Therefore, you should carefully monitor the price behavior while trading against the trend in general. If there is even a slightest sign of the continuing trend and you have entered against it, just get out of it. It’s better to get a small profit or a small loss. Always treat the entries against the trend as some kind of flammable substance.
One Profitable Entry against the Trend
Sometimes you may see a long tail on the day and intraday bars.
This is a good entry point. When the candlestick with such a long tail closes, you can enter into the transaction right away since it means that the players are actively buying or selling and there will be a down impulse. It usually always happens after such candlesticks. You may stay in such a transaction a bit longer and wait until the next level finally comes. That may bring you a very good profit.
This is some kind of a free treat from the market because everyone will enter the market at this point. Do not forget about the Stop Loss orders and set them either after the tail or near the end of the tail. It won’t work any other way as the surges still may occur when the players try to knock out those who have entered on the tail. That is ok. You have to set a large Stop Loss order but the profit might be really large as well.
Another Example of the Good Entry
Imagine a strong upsurge against the trend. You would have entered at the closing of the candlestick and then the price went down. You may wait until it reaches the nearest level or even the next level after it. Maybe, that would be even better. You could take 129 pips, which is very good on the H4 timeframe.
If you see any other large tails, it is a good signal to enter the market even against the trend.
Let’s take a closer look at the example for the buying transaction. On this chart, you can see a strong trend moving down and then stuck. As soon as you see that the price has stuck, get ready. Now, the price has bounced three times from one level. You might set a pending Buy Limit order after this doji practically at the price of this one Low of the candlestick, then at the Low of this small one and the one coming after it. You could even enter to the market at this doji. The Stop Loss order is just below the level at approximately the same distance as the pending order.

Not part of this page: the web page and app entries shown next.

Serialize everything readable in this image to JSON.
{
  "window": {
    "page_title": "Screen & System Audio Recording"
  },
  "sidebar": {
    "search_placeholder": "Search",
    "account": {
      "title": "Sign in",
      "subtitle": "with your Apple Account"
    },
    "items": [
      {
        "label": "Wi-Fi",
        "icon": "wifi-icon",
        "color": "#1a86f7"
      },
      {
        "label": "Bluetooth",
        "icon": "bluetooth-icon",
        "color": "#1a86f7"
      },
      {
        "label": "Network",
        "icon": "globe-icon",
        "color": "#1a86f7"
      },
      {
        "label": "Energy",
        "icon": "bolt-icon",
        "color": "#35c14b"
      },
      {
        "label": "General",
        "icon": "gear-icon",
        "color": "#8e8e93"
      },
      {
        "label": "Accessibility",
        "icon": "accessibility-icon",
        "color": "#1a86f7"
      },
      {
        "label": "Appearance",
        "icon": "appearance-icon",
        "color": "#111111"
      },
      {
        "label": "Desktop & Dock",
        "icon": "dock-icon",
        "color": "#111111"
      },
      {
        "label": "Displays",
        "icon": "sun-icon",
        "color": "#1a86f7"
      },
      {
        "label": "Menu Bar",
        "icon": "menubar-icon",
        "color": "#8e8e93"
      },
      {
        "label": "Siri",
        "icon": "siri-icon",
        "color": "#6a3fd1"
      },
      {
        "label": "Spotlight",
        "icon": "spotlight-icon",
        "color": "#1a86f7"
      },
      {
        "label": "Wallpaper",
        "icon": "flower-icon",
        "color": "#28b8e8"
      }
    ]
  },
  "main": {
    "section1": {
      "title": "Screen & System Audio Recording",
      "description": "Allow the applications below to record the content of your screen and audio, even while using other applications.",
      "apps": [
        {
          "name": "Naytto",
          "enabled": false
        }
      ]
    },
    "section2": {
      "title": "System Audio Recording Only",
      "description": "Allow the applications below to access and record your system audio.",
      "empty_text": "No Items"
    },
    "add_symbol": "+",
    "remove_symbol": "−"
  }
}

As you can see, the price has made a false breakout and gone slightly beyond this price limit. However, it hasn’t reached the Stop Loss order and the price went upwards again. You could have waited for the nearest level to come. You also could have got out of it late and get a profit. You could have waited even longer but it is quite insecure to keep moving against the trend for too long.
Probably I would have left at this level. It depends on the way you have marked it since there would be a Take Profit order a couple of pips below that level and no Take Profit orders a couple of pips above it. If there were no Take Profit orders, I would have left right at this candle since the long tail states a danger to the position in this case. I would have gotten a 30 pips profit. These are the 4-hours charts and the Stop Loss orders was only of 10 pips.
That is, even if you had closed after this tailed candlestick without taking a Take Profit order, you would have gotten a profit that is three times bigger than the Stop Loss order. If you had taken the Stop Loss order, you would have gotten a profit that is 7 times bigger than the Stop Loss order.
To sum up, I would like to say that you can trade against the trend but do it extremely carefully. If you are a budding trader, I would not advise you to open the transactions against the trend at all (well, expect for the heavily “tailed” candlesticks). This is the only exception, which can be used by the beginners. However, do remember about mindfulness even in this case.
I should remind you to watch over the price vigilantly while trading against the trend. If you even think you have noticed a slightest hint that the price may reverse, leave right away.